The effect of various population densities on corticoadrenal function was studied in prepuberal male mice. High population densities decreased body weight gain. Neither adrenal weight nor basal serum corticosterone were modified by crowding. However, corticoadrenal response to some acute stresses such as noise and forced swimming was higher in crowded mice. As corticoadrenal response to adrenocorticotropin remained unaffected, it appears that crowding induced pituitary-adrenal hyperreactivity. Neither the defecation rate nor exploratory activity were altered by crowding, suggesting a dissociation between pituitary-adrenal responsiveness and behavioral measures presumably related to emotional arousal. These discrepancies may possibly be due to the higher sensitivity of corticoadrenal function to environmental changes. Our results suggest that crowding would be suitable as a model for chronic continuous stress. © 1985.

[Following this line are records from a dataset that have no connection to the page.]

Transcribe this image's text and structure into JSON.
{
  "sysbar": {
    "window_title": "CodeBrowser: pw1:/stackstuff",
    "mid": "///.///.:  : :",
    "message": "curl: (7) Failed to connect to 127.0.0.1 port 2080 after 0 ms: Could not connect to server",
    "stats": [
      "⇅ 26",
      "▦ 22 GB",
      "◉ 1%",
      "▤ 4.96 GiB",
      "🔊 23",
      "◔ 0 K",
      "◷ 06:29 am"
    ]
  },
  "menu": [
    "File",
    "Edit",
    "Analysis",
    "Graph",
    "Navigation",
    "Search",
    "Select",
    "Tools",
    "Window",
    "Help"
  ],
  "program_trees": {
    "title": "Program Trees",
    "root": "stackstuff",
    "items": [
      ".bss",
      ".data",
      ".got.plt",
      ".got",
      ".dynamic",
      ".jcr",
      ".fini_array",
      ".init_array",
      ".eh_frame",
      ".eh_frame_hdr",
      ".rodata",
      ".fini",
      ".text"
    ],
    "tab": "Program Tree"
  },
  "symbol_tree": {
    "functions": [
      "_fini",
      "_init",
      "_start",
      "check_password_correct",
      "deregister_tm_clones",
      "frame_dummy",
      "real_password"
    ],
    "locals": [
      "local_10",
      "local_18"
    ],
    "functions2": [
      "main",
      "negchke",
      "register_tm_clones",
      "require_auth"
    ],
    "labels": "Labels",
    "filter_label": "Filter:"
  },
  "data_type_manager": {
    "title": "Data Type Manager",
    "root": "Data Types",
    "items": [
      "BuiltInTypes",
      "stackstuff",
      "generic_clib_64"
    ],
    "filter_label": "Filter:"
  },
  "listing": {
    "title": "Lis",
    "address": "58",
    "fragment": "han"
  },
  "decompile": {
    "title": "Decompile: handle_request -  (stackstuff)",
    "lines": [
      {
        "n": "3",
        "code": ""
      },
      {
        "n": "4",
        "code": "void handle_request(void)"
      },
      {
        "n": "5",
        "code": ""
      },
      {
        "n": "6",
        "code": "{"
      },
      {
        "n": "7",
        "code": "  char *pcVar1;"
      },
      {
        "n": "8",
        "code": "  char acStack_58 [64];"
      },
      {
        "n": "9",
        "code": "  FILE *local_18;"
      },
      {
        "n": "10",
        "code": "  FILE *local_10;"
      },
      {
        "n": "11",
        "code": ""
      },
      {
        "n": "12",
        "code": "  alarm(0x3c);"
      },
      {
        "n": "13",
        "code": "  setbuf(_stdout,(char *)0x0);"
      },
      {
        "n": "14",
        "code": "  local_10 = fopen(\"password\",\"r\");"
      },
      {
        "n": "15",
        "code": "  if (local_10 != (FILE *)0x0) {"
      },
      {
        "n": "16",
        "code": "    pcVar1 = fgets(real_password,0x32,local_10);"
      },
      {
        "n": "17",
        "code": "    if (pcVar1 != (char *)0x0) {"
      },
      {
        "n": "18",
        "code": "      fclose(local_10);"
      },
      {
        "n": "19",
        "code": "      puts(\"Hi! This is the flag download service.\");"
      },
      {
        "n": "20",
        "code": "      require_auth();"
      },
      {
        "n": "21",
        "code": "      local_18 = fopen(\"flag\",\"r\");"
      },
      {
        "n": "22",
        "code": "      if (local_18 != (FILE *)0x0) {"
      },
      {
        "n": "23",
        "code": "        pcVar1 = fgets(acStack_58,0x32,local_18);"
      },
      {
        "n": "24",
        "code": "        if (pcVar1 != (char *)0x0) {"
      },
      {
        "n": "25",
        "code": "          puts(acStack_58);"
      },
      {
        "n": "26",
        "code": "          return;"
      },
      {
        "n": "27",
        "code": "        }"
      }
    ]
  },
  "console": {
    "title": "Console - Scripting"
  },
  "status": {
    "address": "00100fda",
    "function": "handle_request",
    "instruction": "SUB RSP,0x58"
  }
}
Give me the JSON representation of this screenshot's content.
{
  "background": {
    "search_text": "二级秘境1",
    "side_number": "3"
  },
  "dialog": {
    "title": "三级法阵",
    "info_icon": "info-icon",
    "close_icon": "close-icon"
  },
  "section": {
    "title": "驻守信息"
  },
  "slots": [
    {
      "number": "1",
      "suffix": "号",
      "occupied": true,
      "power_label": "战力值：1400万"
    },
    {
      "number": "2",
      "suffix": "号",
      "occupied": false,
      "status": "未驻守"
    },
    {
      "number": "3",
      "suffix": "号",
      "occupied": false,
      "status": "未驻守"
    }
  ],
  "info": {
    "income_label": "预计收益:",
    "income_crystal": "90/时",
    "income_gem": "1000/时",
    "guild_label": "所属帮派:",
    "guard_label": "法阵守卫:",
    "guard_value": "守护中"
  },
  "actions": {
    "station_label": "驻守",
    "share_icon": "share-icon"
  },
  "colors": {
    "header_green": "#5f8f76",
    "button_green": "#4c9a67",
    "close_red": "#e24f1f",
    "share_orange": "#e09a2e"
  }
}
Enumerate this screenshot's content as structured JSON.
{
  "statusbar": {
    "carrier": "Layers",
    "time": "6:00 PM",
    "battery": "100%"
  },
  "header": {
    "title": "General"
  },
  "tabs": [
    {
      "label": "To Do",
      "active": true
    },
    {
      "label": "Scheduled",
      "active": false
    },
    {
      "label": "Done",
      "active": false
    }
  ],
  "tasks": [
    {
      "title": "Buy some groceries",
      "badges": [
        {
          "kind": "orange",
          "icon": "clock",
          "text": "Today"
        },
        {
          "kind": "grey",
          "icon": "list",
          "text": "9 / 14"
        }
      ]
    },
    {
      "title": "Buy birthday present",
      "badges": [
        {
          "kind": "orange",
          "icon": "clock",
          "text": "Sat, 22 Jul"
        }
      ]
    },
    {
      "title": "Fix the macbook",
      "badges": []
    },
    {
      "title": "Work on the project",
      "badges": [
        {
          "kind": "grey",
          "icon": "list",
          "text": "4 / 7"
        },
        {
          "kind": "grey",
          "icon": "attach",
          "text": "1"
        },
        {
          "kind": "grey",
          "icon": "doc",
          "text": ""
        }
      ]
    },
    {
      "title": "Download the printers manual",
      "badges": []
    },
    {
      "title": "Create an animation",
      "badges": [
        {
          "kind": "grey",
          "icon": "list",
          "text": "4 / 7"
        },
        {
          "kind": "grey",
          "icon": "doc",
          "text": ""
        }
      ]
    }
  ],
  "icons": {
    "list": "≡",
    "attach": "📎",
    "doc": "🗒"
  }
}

|Journal||Physiology and Behavior|
|Publication status||Published - 1 Jan 1985|
- Forced swimming
- Pituitary-adrenal axis